Content starts

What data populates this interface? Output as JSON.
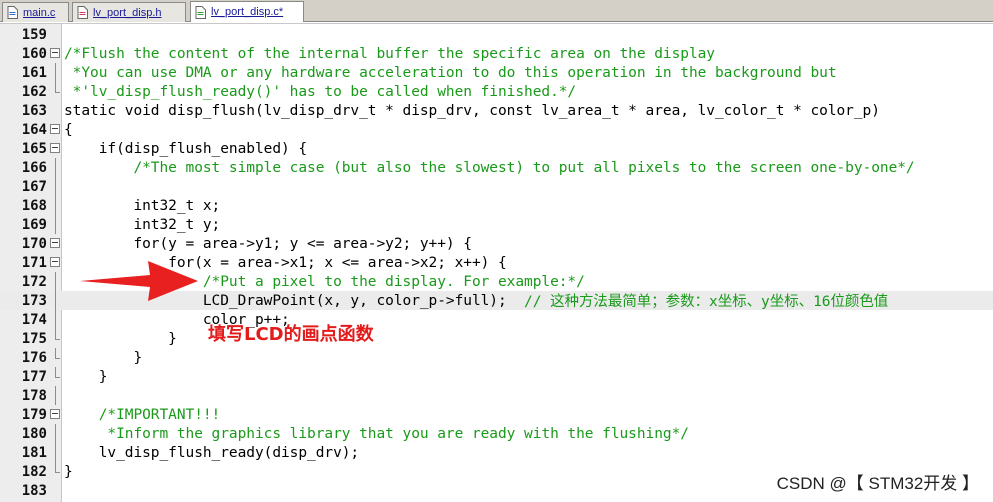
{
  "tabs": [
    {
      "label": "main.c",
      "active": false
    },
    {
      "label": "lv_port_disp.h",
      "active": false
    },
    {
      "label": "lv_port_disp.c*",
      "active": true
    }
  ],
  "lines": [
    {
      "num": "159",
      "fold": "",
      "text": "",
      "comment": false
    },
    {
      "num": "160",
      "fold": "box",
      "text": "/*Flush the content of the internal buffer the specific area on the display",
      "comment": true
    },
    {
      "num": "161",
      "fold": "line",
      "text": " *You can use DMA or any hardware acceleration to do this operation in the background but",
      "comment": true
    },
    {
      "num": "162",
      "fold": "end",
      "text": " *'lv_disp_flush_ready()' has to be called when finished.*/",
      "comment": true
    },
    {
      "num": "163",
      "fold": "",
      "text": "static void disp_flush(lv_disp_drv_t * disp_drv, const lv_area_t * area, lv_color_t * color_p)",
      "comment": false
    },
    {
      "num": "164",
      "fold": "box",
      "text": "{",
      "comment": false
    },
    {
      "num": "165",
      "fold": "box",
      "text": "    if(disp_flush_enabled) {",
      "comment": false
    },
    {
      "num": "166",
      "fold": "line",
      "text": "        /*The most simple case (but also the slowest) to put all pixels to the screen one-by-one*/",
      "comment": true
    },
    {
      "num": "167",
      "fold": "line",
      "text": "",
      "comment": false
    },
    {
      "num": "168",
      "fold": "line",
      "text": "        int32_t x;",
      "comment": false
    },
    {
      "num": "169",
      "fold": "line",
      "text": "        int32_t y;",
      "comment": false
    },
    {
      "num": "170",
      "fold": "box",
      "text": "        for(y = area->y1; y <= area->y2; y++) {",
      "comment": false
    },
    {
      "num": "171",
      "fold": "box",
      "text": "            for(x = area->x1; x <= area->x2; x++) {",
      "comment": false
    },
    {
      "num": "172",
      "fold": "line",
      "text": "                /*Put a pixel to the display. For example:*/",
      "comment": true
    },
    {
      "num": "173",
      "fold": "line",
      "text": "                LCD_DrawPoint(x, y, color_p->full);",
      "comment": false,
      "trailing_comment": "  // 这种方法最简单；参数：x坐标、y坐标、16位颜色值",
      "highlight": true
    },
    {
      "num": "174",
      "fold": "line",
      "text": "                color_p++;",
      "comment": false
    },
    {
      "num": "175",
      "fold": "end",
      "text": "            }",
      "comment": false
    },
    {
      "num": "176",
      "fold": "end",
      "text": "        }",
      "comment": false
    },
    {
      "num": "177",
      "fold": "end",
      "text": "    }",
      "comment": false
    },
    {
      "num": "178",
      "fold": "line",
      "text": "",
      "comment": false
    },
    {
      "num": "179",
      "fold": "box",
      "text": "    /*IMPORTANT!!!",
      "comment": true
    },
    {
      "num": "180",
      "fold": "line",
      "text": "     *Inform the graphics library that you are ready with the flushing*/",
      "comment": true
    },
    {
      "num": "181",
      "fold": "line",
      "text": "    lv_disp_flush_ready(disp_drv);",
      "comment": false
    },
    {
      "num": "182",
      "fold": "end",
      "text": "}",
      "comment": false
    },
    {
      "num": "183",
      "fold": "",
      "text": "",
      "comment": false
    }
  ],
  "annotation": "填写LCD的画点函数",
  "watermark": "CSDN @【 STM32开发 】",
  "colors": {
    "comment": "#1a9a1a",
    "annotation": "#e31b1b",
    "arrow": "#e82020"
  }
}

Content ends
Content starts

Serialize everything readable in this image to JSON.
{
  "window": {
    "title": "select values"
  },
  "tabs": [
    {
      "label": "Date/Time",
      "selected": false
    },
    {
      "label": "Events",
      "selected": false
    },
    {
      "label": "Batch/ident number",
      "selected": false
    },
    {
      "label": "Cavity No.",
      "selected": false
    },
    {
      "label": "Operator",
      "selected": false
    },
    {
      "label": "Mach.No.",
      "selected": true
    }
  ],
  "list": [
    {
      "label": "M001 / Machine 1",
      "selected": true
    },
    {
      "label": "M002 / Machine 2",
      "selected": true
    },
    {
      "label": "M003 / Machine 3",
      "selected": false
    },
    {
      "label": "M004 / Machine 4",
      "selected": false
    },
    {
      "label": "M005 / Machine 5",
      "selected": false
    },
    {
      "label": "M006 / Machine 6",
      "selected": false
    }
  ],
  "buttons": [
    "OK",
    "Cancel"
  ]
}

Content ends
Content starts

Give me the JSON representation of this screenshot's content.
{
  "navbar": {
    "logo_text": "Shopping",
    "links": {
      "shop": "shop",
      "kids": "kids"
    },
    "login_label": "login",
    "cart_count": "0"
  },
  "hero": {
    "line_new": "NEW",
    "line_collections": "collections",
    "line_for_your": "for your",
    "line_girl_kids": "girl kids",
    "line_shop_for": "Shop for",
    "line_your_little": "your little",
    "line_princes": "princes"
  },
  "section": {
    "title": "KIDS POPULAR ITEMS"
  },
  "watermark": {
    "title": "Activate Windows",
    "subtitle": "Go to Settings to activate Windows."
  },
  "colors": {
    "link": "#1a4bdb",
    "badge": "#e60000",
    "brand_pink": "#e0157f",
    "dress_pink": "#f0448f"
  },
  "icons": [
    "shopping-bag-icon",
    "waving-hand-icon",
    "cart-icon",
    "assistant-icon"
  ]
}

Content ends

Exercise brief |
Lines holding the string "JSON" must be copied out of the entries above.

Exercise answer |
What data populates this interface? Output as JSON.
Serialize everything readable in this image to JSON.
Give me the JSON representation of this screenshot's content.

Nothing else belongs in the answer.